Goff — who was named “Creator of the Year” in a Creativity Movement Internet forum in 2009 — pleaded guilty to the misdemeanor charge, and a jury acquitted him of the felony charge in May 2010. The following month, Goff was sentenced to six months of probation and fined $150. Two days later, he confronted Travis McAdam, executive director of the Montana Human Rights Network, who was presiding over an exhibit featuring the literature and beliefs of the Creativity Movement. Goff accused McAdam of ruining his life. “We’ve always felt he was one of the ringleaders,” McAdam told the Southern Poverty Law Center. “I think what that encounter showed everyone is that he’s going to feel more emboldened now.”

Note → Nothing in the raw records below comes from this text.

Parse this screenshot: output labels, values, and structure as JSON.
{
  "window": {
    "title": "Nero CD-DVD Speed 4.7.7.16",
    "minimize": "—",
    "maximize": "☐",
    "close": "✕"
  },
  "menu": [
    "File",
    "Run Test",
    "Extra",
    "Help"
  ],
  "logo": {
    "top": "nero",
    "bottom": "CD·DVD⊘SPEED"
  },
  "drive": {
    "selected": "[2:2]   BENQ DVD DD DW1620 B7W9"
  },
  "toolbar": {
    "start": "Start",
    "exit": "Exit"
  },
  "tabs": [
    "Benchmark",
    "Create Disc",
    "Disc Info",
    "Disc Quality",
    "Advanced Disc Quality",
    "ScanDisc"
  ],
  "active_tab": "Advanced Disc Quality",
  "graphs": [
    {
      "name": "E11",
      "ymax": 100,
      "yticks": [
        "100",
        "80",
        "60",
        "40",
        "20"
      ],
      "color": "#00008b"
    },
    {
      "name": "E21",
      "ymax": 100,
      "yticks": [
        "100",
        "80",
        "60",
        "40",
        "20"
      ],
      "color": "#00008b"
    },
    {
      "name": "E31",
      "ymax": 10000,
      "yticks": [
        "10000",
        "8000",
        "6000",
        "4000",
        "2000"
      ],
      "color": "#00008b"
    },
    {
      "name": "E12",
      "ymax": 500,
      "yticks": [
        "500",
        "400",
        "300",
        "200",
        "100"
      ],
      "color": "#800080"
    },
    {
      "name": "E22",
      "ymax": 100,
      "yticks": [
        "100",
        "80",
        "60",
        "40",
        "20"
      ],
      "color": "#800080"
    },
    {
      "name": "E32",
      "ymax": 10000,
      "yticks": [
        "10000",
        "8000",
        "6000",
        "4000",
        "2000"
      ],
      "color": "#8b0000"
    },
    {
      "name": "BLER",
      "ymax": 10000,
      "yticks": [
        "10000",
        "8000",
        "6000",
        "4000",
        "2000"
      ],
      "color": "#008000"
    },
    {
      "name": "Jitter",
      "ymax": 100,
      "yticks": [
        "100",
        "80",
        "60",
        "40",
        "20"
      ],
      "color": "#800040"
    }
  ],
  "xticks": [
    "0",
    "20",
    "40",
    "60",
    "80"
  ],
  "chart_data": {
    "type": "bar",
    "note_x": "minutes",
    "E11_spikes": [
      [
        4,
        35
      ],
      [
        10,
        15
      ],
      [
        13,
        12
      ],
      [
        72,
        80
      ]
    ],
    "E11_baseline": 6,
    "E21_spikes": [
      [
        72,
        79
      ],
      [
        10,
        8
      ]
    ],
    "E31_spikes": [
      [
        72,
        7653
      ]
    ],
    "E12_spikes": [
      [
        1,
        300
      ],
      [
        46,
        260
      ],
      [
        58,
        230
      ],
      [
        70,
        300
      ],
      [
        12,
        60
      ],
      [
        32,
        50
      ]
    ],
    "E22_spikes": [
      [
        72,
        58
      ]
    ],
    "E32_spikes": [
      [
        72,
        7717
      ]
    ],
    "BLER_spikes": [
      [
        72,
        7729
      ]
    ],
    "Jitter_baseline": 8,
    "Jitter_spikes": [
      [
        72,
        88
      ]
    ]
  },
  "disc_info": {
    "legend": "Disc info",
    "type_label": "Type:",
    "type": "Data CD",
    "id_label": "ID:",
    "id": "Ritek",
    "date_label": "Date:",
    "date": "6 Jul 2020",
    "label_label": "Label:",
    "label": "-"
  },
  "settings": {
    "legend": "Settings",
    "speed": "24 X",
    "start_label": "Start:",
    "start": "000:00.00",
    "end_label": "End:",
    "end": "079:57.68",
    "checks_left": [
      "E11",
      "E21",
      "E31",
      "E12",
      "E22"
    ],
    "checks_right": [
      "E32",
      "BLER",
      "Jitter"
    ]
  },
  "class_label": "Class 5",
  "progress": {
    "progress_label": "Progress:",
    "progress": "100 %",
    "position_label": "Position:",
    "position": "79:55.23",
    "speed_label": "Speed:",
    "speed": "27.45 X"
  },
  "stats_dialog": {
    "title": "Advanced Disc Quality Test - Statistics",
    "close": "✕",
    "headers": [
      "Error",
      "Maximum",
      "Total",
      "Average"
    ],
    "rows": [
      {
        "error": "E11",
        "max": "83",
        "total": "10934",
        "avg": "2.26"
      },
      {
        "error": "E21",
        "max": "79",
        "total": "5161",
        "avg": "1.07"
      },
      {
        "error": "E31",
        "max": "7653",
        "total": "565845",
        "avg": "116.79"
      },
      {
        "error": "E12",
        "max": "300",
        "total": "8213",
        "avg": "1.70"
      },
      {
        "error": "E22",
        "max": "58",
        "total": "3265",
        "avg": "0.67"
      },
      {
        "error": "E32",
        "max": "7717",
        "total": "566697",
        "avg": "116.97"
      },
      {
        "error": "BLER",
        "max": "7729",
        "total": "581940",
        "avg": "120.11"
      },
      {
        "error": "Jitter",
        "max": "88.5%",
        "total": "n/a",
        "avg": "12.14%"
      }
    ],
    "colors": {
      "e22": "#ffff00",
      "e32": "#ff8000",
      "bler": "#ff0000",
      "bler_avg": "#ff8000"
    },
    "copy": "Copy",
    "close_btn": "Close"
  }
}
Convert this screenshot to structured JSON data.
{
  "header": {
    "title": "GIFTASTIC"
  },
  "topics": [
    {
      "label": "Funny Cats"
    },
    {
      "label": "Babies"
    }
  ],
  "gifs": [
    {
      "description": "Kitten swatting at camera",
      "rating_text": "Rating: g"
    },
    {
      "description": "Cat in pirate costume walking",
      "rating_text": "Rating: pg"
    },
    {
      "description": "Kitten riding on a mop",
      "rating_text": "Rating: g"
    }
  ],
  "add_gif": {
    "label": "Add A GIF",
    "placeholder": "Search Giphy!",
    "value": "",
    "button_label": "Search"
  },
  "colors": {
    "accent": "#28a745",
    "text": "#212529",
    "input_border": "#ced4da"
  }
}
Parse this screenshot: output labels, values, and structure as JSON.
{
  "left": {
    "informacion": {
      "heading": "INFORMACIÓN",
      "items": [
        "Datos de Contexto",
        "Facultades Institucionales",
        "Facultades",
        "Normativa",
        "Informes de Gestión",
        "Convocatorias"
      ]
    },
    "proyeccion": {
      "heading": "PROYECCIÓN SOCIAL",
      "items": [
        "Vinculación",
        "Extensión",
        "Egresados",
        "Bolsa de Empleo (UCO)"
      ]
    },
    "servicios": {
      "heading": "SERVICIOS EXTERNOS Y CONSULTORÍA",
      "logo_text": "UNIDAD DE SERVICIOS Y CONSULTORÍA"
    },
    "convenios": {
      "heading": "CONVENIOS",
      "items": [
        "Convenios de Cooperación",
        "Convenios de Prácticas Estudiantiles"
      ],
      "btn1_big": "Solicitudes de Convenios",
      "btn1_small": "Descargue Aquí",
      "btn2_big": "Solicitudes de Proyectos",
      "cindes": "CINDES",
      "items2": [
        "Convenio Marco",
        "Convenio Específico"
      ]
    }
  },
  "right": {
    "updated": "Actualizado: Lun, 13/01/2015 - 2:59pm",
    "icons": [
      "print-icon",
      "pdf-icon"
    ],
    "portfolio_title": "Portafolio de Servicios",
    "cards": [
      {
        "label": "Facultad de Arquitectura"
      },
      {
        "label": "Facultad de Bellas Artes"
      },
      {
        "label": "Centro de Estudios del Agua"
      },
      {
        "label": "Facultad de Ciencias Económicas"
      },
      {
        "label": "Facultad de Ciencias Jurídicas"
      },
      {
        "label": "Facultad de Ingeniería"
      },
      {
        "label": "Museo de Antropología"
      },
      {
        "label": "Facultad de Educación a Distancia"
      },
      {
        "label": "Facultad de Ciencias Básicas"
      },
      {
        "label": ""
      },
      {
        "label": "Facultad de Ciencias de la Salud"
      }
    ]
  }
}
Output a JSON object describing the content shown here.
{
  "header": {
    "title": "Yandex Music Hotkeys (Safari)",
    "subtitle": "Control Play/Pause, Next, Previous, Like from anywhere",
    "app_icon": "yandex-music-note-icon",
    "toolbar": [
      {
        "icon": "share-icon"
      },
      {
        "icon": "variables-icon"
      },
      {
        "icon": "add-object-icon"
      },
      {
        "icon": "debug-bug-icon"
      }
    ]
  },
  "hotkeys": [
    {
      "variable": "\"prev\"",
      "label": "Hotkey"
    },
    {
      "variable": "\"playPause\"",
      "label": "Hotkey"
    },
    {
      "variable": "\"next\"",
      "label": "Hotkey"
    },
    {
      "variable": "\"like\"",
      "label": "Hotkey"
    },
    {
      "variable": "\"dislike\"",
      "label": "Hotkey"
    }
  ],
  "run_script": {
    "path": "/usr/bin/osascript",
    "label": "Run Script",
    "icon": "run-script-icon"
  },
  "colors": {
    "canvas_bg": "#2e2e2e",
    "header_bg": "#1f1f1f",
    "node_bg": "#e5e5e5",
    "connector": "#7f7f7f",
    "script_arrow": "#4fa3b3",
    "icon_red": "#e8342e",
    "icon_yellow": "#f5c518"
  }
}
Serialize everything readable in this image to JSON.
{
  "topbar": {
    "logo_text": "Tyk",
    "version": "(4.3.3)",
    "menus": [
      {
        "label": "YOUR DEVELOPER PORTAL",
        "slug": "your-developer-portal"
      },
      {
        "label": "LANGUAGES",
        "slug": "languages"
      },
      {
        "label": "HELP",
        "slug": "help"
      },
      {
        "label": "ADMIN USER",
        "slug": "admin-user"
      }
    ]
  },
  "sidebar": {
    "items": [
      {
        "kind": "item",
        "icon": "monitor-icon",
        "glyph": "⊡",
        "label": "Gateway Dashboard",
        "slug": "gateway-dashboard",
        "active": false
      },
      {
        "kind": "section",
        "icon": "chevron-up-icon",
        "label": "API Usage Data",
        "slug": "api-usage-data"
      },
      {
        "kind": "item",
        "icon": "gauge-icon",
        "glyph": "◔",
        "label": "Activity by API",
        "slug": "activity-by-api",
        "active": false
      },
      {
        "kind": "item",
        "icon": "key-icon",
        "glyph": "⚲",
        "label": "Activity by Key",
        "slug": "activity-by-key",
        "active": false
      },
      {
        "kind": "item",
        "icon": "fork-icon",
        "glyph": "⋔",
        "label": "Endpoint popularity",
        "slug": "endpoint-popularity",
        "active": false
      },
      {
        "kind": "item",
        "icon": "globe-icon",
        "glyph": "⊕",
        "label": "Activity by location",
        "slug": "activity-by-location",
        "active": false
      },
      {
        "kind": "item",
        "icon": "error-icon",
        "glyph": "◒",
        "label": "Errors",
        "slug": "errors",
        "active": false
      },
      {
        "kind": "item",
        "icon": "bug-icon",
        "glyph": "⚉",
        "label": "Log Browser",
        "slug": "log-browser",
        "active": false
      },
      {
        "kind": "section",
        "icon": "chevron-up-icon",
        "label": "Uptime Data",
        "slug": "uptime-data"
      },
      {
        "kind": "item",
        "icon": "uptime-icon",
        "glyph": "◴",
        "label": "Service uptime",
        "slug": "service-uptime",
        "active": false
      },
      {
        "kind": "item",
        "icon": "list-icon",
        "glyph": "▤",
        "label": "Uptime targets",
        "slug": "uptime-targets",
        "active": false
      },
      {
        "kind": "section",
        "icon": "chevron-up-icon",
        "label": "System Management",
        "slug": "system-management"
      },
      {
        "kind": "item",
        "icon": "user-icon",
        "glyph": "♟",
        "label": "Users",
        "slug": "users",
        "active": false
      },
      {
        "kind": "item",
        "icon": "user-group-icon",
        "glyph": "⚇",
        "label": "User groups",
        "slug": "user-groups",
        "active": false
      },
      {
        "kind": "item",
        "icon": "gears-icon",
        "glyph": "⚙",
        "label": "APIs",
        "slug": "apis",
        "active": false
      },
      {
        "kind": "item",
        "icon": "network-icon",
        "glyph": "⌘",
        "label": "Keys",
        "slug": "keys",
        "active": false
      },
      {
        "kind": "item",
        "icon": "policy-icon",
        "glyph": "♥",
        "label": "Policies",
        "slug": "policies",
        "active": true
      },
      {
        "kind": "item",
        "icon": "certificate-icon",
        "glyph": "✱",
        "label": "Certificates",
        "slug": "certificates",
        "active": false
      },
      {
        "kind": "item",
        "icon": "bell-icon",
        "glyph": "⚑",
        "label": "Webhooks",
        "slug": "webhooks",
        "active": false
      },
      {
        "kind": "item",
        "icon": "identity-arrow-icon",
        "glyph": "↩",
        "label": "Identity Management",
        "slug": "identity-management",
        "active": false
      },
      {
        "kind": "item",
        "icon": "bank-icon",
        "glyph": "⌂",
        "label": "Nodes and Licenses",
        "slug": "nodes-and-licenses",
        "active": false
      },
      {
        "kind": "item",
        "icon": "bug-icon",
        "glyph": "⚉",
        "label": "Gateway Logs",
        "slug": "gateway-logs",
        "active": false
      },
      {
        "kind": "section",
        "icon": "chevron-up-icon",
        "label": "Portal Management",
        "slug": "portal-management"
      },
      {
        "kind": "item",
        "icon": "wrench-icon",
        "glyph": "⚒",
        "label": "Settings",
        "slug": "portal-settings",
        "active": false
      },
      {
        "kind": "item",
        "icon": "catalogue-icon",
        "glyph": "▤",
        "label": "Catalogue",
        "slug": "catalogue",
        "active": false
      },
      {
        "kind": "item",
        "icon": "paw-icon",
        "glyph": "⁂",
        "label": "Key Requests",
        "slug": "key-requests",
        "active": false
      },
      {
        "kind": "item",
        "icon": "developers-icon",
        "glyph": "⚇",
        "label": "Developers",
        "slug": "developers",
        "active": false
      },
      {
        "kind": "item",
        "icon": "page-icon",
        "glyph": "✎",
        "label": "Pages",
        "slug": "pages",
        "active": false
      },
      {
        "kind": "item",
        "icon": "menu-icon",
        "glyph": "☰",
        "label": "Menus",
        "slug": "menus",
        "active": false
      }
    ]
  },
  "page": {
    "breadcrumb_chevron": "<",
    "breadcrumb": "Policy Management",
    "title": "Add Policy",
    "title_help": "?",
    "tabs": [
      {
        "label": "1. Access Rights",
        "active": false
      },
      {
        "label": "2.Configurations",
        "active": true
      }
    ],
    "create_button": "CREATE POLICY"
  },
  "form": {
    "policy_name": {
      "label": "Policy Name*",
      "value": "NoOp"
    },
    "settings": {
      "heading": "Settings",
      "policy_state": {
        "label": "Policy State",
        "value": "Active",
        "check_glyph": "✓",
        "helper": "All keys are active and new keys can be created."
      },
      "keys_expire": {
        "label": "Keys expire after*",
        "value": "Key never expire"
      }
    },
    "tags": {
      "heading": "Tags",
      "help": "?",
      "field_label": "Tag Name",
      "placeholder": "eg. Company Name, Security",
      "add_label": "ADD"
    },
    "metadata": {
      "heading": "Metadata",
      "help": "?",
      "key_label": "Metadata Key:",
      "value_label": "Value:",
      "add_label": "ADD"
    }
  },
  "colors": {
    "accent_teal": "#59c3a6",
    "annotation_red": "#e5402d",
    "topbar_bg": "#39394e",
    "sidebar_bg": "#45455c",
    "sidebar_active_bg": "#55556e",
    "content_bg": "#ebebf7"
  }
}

In January 2007, a spin-off calling itself the Creativity Alliance was formed. It’s composed of individuals from Klassen and Hale’s former groups as well as new members, but has no affiliation with the Creativity Movement. Like the Creativity Movement, the Creativity Alliance views Klassen as its founder. In many other ways, however, it differs from the Creativity Movement. It has a more informal organizational structure than the older organization, with individual members expected to find at least one receptive white person to join them in the formation of a local chapter.
The Creativity Alliance claims to eschew a future racial holy war and it has a policy of “non-participation in the ‘White Power’ social scene.” It is hardly a benign organization, however. One of the articles featured on its website is a screed from 2008 by “Brother A.V.W.” In it, the author repeatedly makes slurs against “niggers” and “the hideous Jews.” He ends the piece, “White man fight! White man fight! White man fight!”